- EXERCISE GOAL:
Taking each line of the material in turn, count those with the string "data" and answer with the count alone.

- TASK MATERIAL:
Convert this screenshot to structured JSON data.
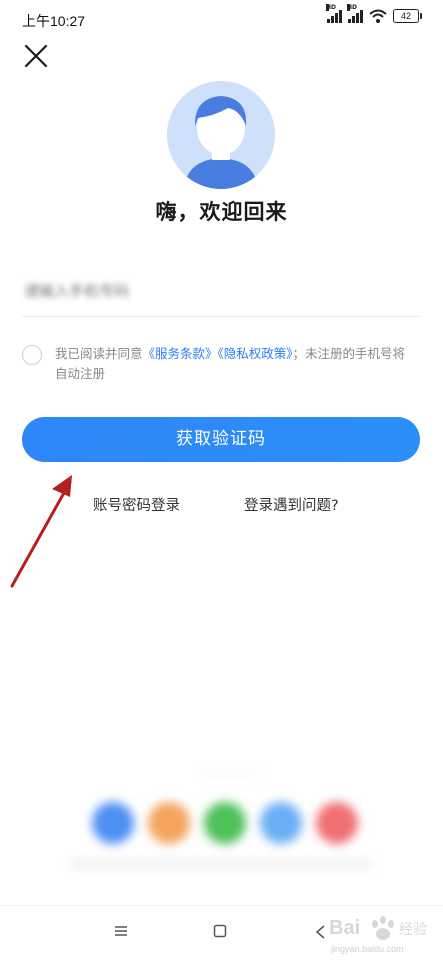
{
  "status_bar": {
    "time": "上午10:27",
    "network_label": "HD",
    "battery": "42"
  },
  "header": {
    "close_icon": "close-icon"
  },
  "welcome": {
    "title": "嗨，欢迎回来"
  },
  "login_form": {
    "phone_placeholder": "请输入手机号码",
    "agreement": {
      "prefix": "我已阅读并同意",
      "terms_link": "《服务条款》",
      "privacy_link": "《隐私权政策》",
      "suffix": "；未注册的手机号将自动注册"
    },
    "submit_label": "获取验证码",
    "account_login_label": "账号密码登录",
    "help_label": "登录遇到问题?"
  },
  "colors": {
    "accent": "#2f86f8",
    "link": "#2d7cf6",
    "annotation_arrow": "#b51f1f"
  },
  "watermark": {
    "brand": "Bai",
    "brand_cn": "经验",
    "url": "jingyan.baidu.com"
  }
}
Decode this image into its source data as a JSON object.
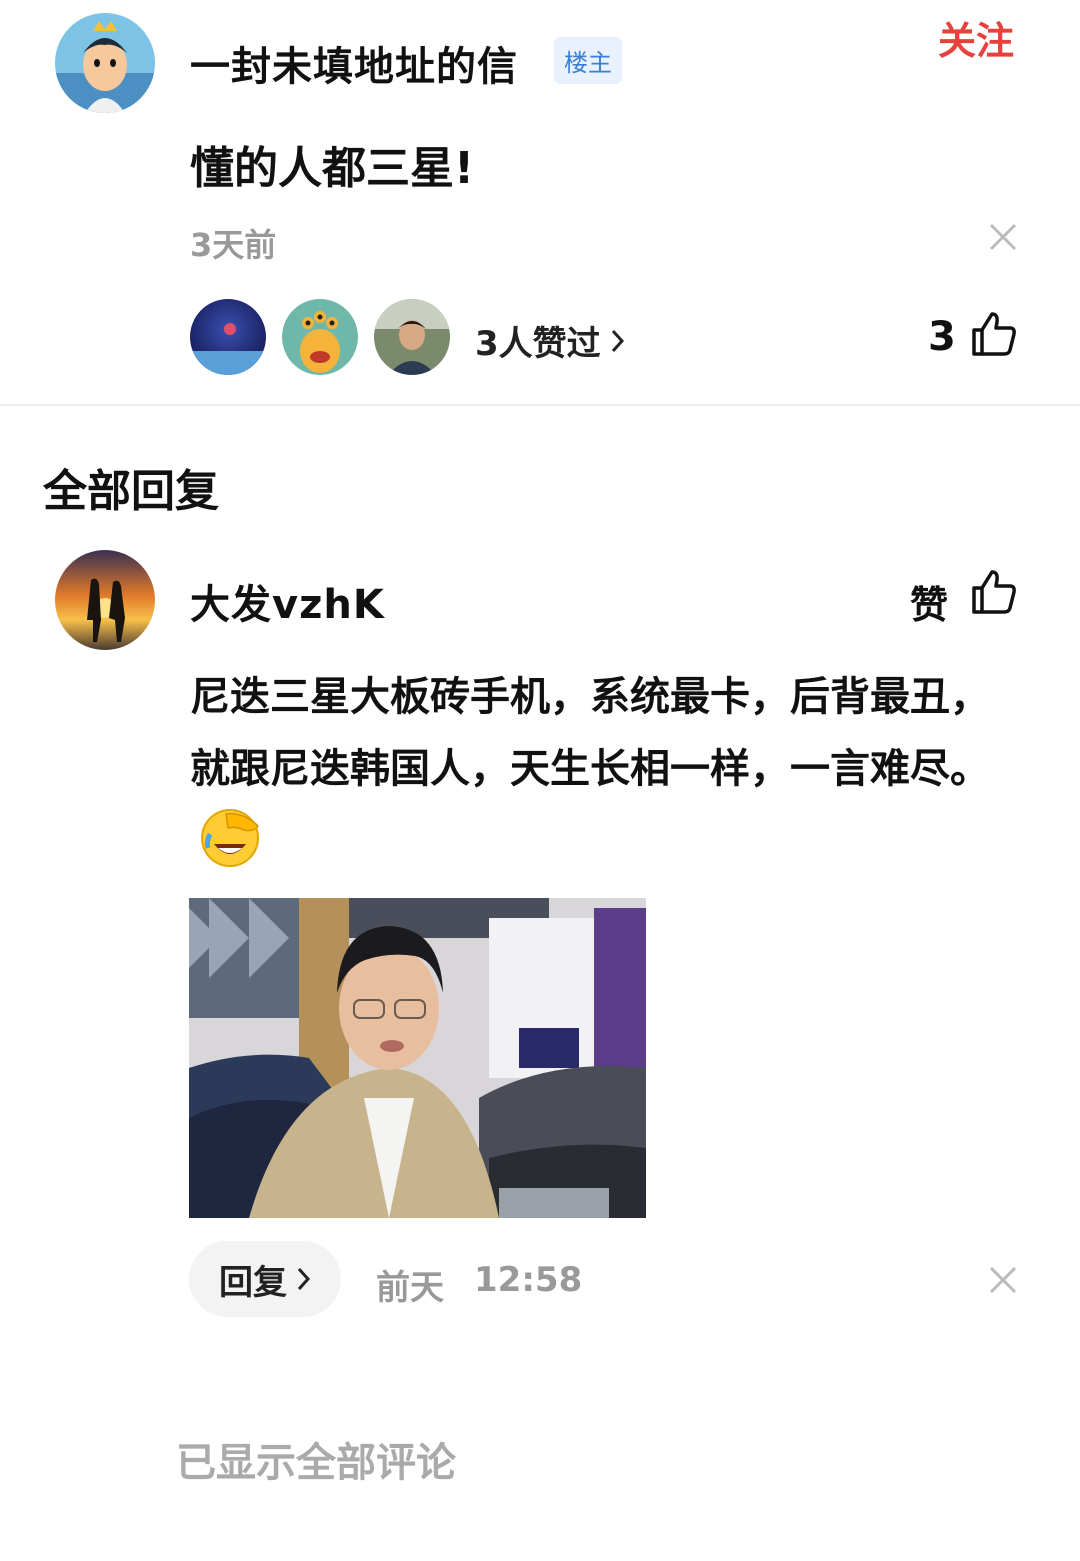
{
  "post": {
    "author": "一封未填地址的信",
    "author_badge": "楼主",
    "follow_label": "关注",
    "content": "懂的人都三星!",
    "time": "3天前",
    "likers_text": "3人赞过",
    "like_count": "3"
  },
  "replies_section": {
    "title": "全部回复"
  },
  "reply": {
    "author": "大发vzhK",
    "like_label": "赞",
    "content": "尼迭三星大板砖手机，系统最卡，后背最丑，就跟尼迭韩国人，天生长相一样，一言难尽。",
    "reply_button": "回复",
    "time_day": "前天",
    "time_clock": "12:58"
  },
  "footer": {
    "all_shown": "已显示全部评论"
  },
  "icons": {
    "thumb": "thumbs-up-icon",
    "close": "close-icon",
    "chevron": "chevron-right-icon",
    "emoji": "facepalm-laugh-emoji"
  },
  "colors": {
    "follow": "#e8413b",
    "badge_text": "#3a7fd5",
    "badge_bg": "#e8f1fd",
    "meta": "#999999"
  }
}
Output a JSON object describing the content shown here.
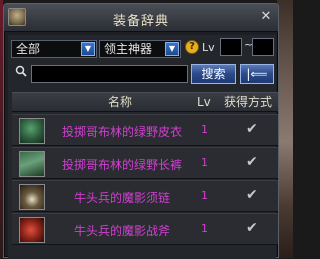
{
  "window": {
    "title": "装备辞典"
  },
  "filters": {
    "category": "全部",
    "subcategory": "领主神器",
    "lv_label": "Lv",
    "lv_separator": "~"
  },
  "search": {
    "value": "",
    "search_button": "搜索",
    "back_button": "|⟸"
  },
  "table": {
    "headers": {
      "name": "名称",
      "lv": "Lv",
      "source": "获得方式"
    },
    "rows": [
      {
        "name": "投掷哥布林的绿野皮衣",
        "lv": "1",
        "source": "✔",
        "icon": "green-armor-icon"
      },
      {
        "name": "投掷哥布林的绿野长裤",
        "lv": "1",
        "source": "✔",
        "icon": "green-pants-icon"
      },
      {
        "name": "牛头兵的魔影须链",
        "lv": "1",
        "source": "✔",
        "icon": "fang-necklace-icon"
      },
      {
        "name": "牛头兵的魔影战斧",
        "lv": "1",
        "source": "✔",
        "icon": "red-axe-icon"
      }
    ]
  }
}
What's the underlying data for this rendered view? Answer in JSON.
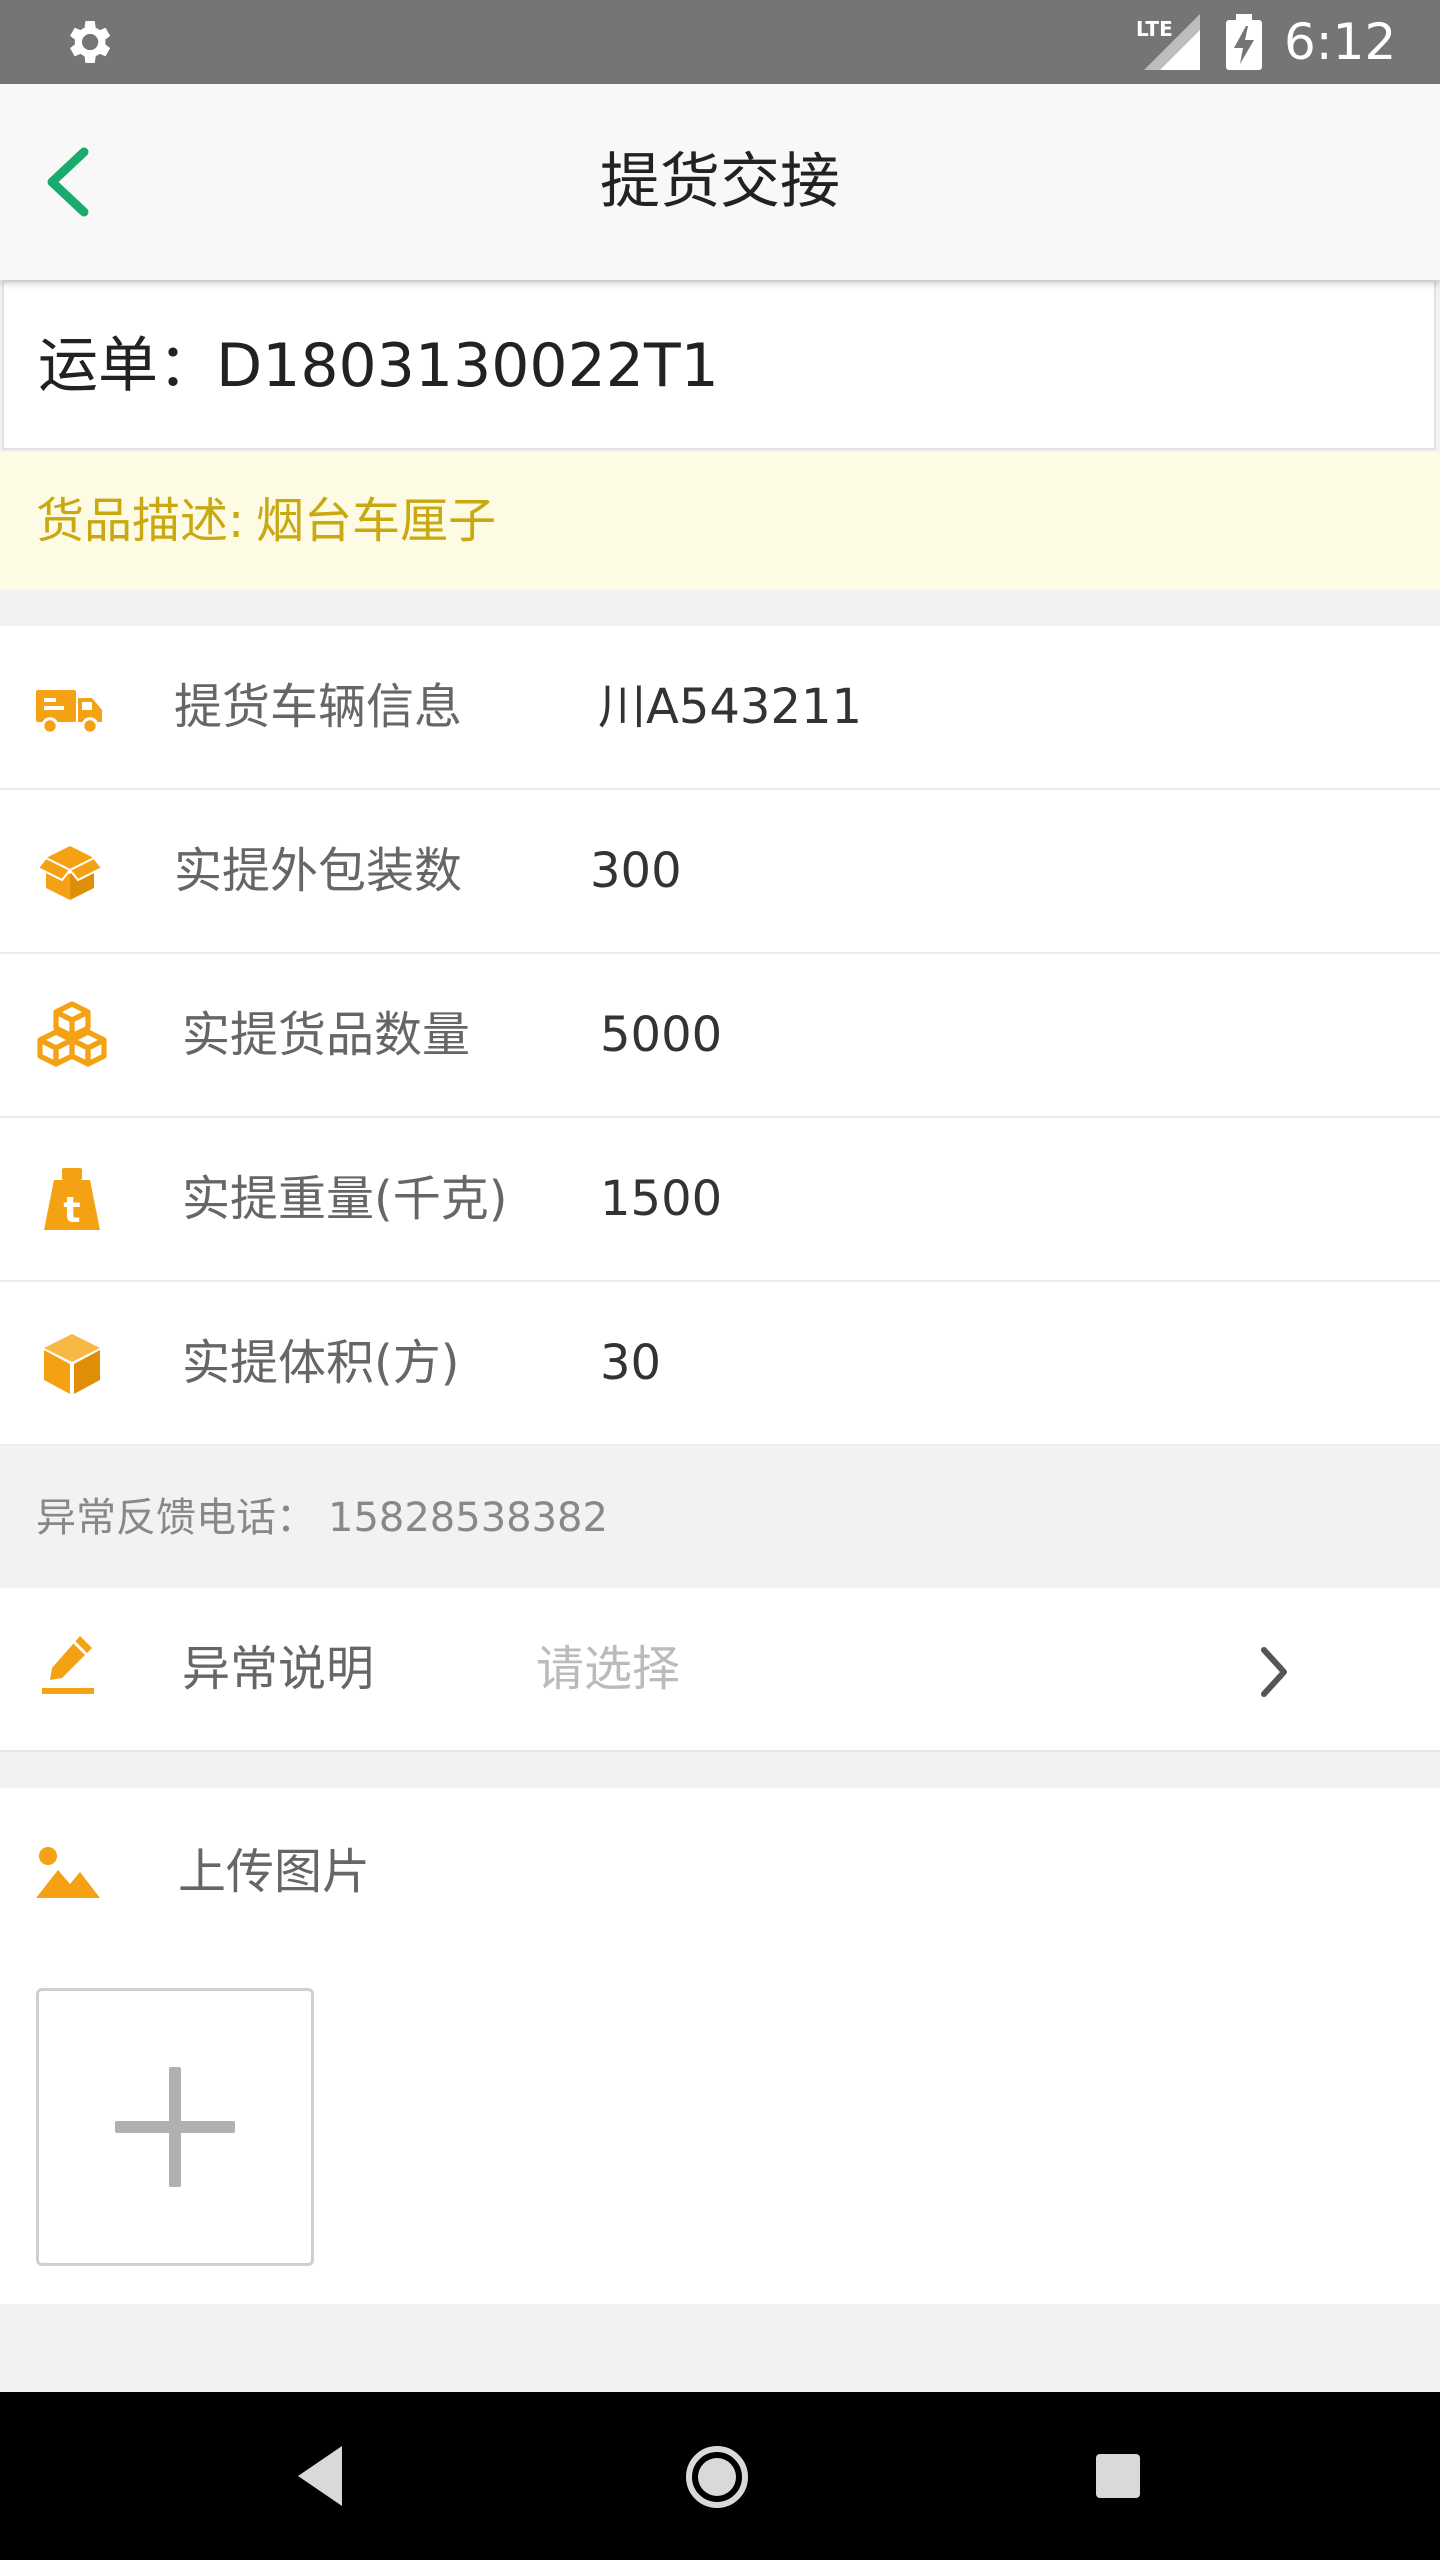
{
  "status_bar": {
    "time": "6:12",
    "icons": [
      "gear-icon",
      "lte-signal-icon",
      "battery-charging-icon"
    ]
  },
  "app_bar": {
    "title": "提货交接",
    "accent_color": "#1aaa6e"
  },
  "waybill": {
    "label": "运单：",
    "number": "D1803130022T1"
  },
  "goods": {
    "label": "货品描述:",
    "value": "烟台车厘子",
    "color": "#c9a810",
    "background": "#fdfbe3"
  },
  "rows": [
    {
      "icon": "truck-icon",
      "label": "提货车辆信息",
      "value": "川A543211"
    },
    {
      "icon": "package-icon",
      "label": "实提外包装数",
      "value": "300"
    },
    {
      "icon": "boxes-icon",
      "label": "实提货品数量",
      "value": "5000"
    },
    {
      "icon": "weight-icon",
      "label": "实提重量(千克)",
      "value": "1500"
    },
    {
      "icon": "cube-icon",
      "label": "实提体积(方)",
      "value": "30"
    }
  ],
  "icon_color": "#f5a114",
  "hotline": {
    "label": "异常反馈电话：",
    "number": "15828538382"
  },
  "exception": {
    "icon": "pencil-icon",
    "label": "异常说明",
    "placeholder": "请选择"
  },
  "upload": {
    "icon": "image-icon",
    "label": "上传图片"
  },
  "nav_bar": {
    "icons": [
      "nav-back-icon",
      "nav-home-icon",
      "nav-recents-icon"
    ]
  }
}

- RESPONSE BOX:
3